UPDATE 1-Vestas sells factories for 1 euro to cut costs
* Sells manufacturing units to Germany's VTC Partners
* Says deal to lower costs by about 30 mln euros (Adds details, background, quotes)
COPENHAGEN Oct 9 (Reuters) - Danish wind turbine group Vestas is selling six manufacturing units for just 1 euro ($1.36) as part of a drive to cut fixed costs and give it more flexibility to respond to changes in demand.
Vestas has been hit hard by cuts in subsidies for renewable energy from cash-strapped governments and has shed over 5,000 jobs, closed plants and sold unprofitable businesses in an attempt to recover from two years of net losses.
"With this sale, we are through the initial divestments we had planned," head of investor relations Lars Villadsen said on Wednesday.
The Danish group said it had agreed to sell both of its machining units and all four of its casting units to German industrial group VTC Partners GmbH.

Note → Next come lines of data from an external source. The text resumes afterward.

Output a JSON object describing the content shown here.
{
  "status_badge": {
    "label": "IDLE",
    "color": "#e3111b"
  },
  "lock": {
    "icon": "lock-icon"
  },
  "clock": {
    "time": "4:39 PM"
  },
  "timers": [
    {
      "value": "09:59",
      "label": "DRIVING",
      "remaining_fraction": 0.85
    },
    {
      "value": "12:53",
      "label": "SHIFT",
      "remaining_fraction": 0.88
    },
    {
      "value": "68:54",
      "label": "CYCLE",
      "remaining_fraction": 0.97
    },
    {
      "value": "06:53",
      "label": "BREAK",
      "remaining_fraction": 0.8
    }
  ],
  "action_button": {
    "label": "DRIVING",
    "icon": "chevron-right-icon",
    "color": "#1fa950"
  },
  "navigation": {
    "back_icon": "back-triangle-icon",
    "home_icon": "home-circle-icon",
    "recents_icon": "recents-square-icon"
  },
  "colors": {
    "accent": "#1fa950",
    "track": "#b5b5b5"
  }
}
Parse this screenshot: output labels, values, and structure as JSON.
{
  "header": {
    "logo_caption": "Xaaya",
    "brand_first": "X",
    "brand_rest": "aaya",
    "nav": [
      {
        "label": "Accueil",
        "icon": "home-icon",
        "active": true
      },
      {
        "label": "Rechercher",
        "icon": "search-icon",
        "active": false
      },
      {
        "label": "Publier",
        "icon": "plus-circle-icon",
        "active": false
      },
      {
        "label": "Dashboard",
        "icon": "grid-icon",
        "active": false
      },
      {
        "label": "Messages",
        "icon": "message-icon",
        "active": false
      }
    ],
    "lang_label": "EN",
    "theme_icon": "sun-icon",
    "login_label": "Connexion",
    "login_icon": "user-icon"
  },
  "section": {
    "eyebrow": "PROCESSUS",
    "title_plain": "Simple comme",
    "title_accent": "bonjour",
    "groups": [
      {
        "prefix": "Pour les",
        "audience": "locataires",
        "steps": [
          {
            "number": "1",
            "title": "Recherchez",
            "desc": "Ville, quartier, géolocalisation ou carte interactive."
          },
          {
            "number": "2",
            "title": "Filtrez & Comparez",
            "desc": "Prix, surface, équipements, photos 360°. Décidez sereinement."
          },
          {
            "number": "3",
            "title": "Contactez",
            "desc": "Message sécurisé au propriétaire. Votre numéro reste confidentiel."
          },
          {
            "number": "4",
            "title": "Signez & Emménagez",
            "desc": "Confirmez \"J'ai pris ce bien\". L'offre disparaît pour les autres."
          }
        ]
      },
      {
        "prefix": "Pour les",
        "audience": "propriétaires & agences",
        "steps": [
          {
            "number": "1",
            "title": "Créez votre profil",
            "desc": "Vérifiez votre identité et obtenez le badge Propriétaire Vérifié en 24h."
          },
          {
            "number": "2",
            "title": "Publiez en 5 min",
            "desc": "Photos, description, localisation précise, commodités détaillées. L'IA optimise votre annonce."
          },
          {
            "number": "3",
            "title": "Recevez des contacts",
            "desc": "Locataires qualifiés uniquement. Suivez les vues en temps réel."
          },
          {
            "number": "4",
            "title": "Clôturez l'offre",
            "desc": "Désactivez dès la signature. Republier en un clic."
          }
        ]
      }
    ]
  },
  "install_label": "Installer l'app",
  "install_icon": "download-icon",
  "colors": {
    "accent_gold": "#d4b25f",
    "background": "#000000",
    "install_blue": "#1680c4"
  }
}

Around 1,000 staff in primarily China, but also Norway, Sweden, Germany and Denmark will transfer to the new owner.
Under the deal, Vestas will receive up to 25 million euros if the units achieve certain undisclosed criteria. No debt is changing hands.
The Danish group will now outsource machining and casting work and estimated the deal would lower its costs for casted components by about 30 million euros over the next two years.
Last week, Vestas said it would close an assembly factory in Italy, affecting 120 staff, and in June last year, the group announced the closure of its tower factory in Varde, Denmark.
Two weeks ago, it agreed a joint venture with Japan's Mitsubishi Heavy Industries for offshore wind turbines, adding financial muscle to its attempts to catch up with rivals in a sector viewed as the future of wind power.
At 0720 GMT Vestas shares were up 1 percent at 146.5 Danish crowns. The stock has bounced back from a low of 23.25 crowns last year, but is still well below its 2008 high of 700 crowns.
- U.S. pledges 3,000 troops to fight Ebola; experts say more needed
- Tesla prevails in top Massachusetts court over direct sales
- Russia needs government investment to avoid recession, says former finance minister
- Ahead of independence vote, Britain pledges state funding to Scotland |
- Stocks turn higher ahead of Fed meeting, oil up